The design will be done in silks The pattern was given to me by my Laurel, Countess Catherine. Wp-content/uploads/2012/01/EmbroideredCaulDocs.pdf. 16th Century Blackwork Partlet - NEEDLEWORK. I have several Tudor events to go to this summer, and as I will be giving blackwork displays, this required the need for some new posher Tudor kit Complete costume is almost finished, but wanted to post up some of the embroidery I have done on it here I found the pattern for the collar on .
I totally love this website. Embroidery has been done in 1 strand of black silk thread, and the rest of the partlet has also been hand sewn together. The Blackwork Jacket Project - damerosalind's Photos. Embroidered Caul. The caul is a small soft cap worn by women in late 16th century England.
It is essentially a circle of fabric, often decorated, which is gathered or pleated to a band and worn on the back of the head with the hair tucked inside. Sometimes a caul is defined as a lined hairnet (Ashelford, page 151). As shown in the picture of Mary (?) Boleyn at Birr Castle (Ashelford, page 19), cauls were occasionally embroidered to match a partlet. Man's Blackwork Shirt - Brodyworke Accounts - www.kimiko1.com. Home > Gentlewoman's Warderobe > Brodyworke Accounts > Man's Blackwork Shirt This is my husband's 1580's blackwork shirt that I started on December 8, 2003.

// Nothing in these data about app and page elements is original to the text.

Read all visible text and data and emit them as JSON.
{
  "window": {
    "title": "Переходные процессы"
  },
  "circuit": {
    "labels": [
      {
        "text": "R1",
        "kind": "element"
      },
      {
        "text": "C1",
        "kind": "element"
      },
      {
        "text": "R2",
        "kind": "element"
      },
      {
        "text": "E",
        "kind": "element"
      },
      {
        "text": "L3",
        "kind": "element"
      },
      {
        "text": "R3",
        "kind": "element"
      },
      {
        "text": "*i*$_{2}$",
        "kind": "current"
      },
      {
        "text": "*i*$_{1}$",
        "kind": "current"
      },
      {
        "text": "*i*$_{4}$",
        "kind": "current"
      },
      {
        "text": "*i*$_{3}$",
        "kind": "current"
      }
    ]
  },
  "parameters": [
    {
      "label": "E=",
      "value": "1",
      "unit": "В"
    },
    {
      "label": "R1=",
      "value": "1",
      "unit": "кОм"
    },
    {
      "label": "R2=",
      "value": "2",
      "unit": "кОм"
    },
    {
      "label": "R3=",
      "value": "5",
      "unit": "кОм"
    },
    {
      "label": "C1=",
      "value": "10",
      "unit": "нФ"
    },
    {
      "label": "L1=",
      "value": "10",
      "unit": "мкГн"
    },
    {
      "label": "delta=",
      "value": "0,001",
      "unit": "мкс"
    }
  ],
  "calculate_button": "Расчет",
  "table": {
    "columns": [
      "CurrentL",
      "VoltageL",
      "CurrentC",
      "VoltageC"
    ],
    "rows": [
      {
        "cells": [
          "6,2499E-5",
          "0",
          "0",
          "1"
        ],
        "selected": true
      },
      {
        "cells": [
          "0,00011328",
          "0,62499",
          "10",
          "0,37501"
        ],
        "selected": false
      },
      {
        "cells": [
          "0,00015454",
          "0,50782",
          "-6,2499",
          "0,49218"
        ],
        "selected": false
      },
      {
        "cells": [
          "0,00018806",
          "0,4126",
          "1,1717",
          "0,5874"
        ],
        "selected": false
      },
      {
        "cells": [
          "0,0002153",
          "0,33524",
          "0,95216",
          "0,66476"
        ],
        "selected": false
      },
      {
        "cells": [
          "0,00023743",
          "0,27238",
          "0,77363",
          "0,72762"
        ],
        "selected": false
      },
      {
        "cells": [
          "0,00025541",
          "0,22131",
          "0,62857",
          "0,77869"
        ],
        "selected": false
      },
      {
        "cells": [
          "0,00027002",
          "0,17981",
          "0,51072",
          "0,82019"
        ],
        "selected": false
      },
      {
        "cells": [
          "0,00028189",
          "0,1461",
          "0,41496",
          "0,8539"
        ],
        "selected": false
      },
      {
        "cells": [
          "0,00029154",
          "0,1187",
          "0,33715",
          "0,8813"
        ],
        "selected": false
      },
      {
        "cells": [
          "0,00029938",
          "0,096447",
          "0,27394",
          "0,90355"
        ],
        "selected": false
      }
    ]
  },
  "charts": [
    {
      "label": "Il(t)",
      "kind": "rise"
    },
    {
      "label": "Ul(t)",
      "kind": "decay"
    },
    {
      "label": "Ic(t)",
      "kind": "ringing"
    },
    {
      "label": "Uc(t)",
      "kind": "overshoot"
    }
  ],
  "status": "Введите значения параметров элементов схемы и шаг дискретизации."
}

It was completed sometime in early March 2004. A sideview of my husband wearing the shirt underneath his doublet can be seen at right. The shirt design is one based solely on rectangles (the historical way to conserve expensive materials), with blackwork embroidery, hand worked on the collar and cuffs, and faked (modern) machine embroidery on the sleeves. Periodicity- Research Applied. A Tudor Gentleman's Blackworked Shirt.
Time for a new project. Inspiration came in the form of this painting - a beautifully blackworked shirt showing brilliantly against the gentleman's red suit. Himself also likes red...The shirt design was, of course, simple (see?